| Directions |
When you retype the data, keep every line exactly as it appears.

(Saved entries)
<<<<

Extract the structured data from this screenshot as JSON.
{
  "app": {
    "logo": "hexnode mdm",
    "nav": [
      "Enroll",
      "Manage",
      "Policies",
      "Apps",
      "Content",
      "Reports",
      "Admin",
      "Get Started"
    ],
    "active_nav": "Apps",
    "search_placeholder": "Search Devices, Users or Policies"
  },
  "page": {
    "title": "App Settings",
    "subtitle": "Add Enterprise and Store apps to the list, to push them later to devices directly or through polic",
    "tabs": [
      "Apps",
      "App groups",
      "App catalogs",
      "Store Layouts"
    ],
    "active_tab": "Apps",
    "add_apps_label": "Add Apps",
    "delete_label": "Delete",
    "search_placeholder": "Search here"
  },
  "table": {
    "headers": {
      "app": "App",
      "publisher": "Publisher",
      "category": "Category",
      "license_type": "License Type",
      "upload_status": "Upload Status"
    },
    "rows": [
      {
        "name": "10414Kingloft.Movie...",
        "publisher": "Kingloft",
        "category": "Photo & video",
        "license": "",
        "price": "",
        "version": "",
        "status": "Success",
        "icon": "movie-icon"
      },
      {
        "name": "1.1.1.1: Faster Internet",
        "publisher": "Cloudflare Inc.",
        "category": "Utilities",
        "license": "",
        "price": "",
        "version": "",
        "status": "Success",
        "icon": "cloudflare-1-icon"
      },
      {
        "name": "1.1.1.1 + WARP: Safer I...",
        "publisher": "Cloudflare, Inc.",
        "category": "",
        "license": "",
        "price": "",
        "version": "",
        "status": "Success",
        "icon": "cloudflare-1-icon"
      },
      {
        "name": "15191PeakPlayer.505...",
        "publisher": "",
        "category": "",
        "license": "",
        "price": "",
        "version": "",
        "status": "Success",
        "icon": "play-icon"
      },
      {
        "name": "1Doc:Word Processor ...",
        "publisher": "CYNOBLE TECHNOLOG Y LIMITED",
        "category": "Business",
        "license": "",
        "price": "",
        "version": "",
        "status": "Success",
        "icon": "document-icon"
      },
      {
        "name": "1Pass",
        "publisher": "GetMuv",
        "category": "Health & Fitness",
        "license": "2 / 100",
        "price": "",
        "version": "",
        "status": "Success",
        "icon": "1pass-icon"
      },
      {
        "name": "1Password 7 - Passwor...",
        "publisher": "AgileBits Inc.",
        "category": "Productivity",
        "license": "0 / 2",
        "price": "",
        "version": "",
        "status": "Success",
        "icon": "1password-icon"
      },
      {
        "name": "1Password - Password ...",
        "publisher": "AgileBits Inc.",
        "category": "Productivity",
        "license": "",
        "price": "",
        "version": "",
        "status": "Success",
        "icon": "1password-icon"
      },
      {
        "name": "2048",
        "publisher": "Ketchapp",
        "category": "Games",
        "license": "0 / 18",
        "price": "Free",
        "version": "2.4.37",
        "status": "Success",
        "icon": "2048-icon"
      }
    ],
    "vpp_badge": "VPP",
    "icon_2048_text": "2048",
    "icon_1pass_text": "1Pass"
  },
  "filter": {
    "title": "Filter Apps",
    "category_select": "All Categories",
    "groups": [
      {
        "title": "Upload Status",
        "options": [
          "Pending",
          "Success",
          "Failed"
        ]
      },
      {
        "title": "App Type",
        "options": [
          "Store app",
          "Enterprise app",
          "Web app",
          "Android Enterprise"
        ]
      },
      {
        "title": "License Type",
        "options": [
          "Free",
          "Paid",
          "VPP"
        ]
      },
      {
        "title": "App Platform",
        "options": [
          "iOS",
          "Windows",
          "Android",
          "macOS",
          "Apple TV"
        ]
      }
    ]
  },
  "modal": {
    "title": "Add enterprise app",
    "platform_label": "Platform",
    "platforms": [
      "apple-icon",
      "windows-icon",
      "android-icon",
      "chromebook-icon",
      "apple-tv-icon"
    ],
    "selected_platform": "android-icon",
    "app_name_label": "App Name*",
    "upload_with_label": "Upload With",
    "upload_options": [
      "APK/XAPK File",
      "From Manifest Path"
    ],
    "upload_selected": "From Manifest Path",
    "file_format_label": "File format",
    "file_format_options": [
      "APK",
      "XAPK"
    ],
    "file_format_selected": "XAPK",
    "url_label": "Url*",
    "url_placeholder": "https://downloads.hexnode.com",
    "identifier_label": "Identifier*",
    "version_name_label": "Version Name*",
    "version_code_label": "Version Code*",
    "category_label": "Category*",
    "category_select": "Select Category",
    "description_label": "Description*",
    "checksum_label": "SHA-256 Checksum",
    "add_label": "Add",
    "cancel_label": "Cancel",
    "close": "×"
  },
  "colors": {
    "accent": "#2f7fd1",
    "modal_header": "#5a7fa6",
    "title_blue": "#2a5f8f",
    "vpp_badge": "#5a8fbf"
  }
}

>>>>

| Exercise response |
Extract the structured data from this screenshot as JSON.
{
  "app": {
    "logo": "hexnode mdm",
    "nav": [
      "Enroll",
      "Manage",
      "Policies",
      "Apps",
      "Content",
      "Reports",
      "Admin",
      "Get Started"
    ],
    "active_nav": "Apps",
    "search_placeholder": "Search Devices, Users or Policies"
  },
  "page": {
    "title": "App Settings",
    "subtitle": "Add Enterprise and Store apps to the list, to push them later to devices directly or through polic",
    "tabs": [
      "Apps",
      "App groups",
      "App catalogs",
      "Store Layouts"
    ],
    "active_tab": "Apps",
    "add_apps_label": "Add Apps",
    "delete_label": "Delete",
    "search_placeholder": "Search here"
  },
  "table": {
    "headers": {
      "app": "App",
      "publisher": "Publisher",
      "category": "Category",
      "license_type": "License Type",
      "upload_status": "Upload Status"
    },
    "rows": [
      {
        "name": "10414Kingloft.Movie...",
        "publisher": "Kingloft",
        "category": "Photo & video",
        "license": "",
        "price": "",
        "version": "",
        "status": "Success",
        "icon": "movie-icon"
      },
      {
        "name": "1.1.1.1: Faster Internet",
        "publisher": "Cloudflare Inc.",
        "category": "Utilities",
        "license": "",
        "price": "",
        "version": "",
        "status": "Success",
        "icon": "cloudflare-1-icon"
      },
      {
        "name": "1.1.1.1 + WARP: Safer I...",
        "publisher": "Cloudflare, Inc.",
        "category": "",
        "license": "",
        "price": "",
        "version": "",
        "status": "Success",
        "icon": "cloudflare-1-icon"
      },
      {
        "name": "15191PeakPlayer.505...",
        "publisher": "",
        "category": "",
        "license": "",
        "price": "",
        "version": "",
        "status": "Success",
        "icon": "play-icon"
      },
      {
        "name": "1Doc:Word Processor ...",
        "publisher": "CYNOBLE TECHNOLOG Y LIMITED",
        "category": "Business",
        "license": "",
        "price": "",
        "version": "",
        "status": "Success",
        "icon": "document-icon"
      },
      {
        "name": "1Pass",
        "publisher": "GetMuv",
        "category": "Health & Fitness",
        "license": "2 / 100",
        "price": "",
        "version": "",
        "status": "Success",
        "icon": "1pass-icon"
      },
      {
        "name": "1Password 7 - Passwor...",
        "publisher": "AgileBits Inc.",
        "category": "Productivity",
        "license": "0 / 2",
        "price": "",
        "version": "",
        "status": "Success",
        "icon": "1password-icon"
      },
      {
        "name": "1Password - Password ...",
        "publisher": "AgileBits Inc.",
        "category": "Productivity",
        "license": "",
        "price": "",
        "version": "",
        "status": "Success",
        "icon": "1password-icon"
      },
      {
        "name": "2048",
        "publisher": "Ketchapp",
        "category": "Games",
        "license": "0 / 18",
        "price": "Free",
        "version": "2.4.37",
        "status": "Success",
        "icon": "2048-icon"
      }
    ],
    "vpp_badge": "VPP",
    "icon_2048_text": "2048",
    "icon_1pass_text": "1Pass"
  },
  "filter": {
    "title": "Filter Apps",
    "category_select": "All Categories",
    "groups": [
      {
        "title": "Upload Status",
        "options": [
          "Pending",
          "Success",
          "Failed"
        ]
      },
      {
        "title": "App Type",
        "options": [
          "Store app",
          "Enterprise app",
          "Web app",
          "Android Enterprise"
        ]
      },
      {
        "title": "License Type",
        "options": [
          "Free",
          "Paid",
          "VPP"
        ]
      },
      {
        "title": "App Platform",
        "options": [
          "iOS",
          "Windows",
          "Android",
          "macOS",
          "Apple TV"
        ]
      }
    ]
  },
  "modal": {
    "title": "Add enterprise app",
    "platform_label": "Platform",
    "platforms": [
      "apple-icon",
      "windows-icon",
      "android-icon",
      "chromebook-icon",
      "apple-tv-icon"
    ],
    "selected_platform": "android-icon",
    "app_name_label": "App Name*",
    "upload_with_label": "Upload With",
    "upload_options": [
      "APK/XAPK File",
      "From Manifest Path"
    ],
    "upload_selected": "From Manifest Path",
    "file_format_label": "File format",
    "file_format_options": [
      "APK",
      "XAPK"
    ],
    "file_format_selected": "XAPK",
    "url_label": "Url*",
    "url_placeholder": "https://downloads.hexnode.com",
    "identifier_label": "Identifier*",
    "version_name_label": "Version Name*",
    "version_code_label": "Version Code*",
    "category_label": "Category*",
    "category_select": "Select Category",
    "description_label": "Description*",
    "checksum_label": "SHA-256 Checksum",
    "add_label": "Add",
    "cancel_label": "Cancel",
    "close": "×"
  },
  "colors": {
    "accent": "#2f7fd1",
    "modal_header": "#5a7fa6",
    "title_blue": "#2a5f8f",
    "vpp_badge": "#5a8fbf"
  }
}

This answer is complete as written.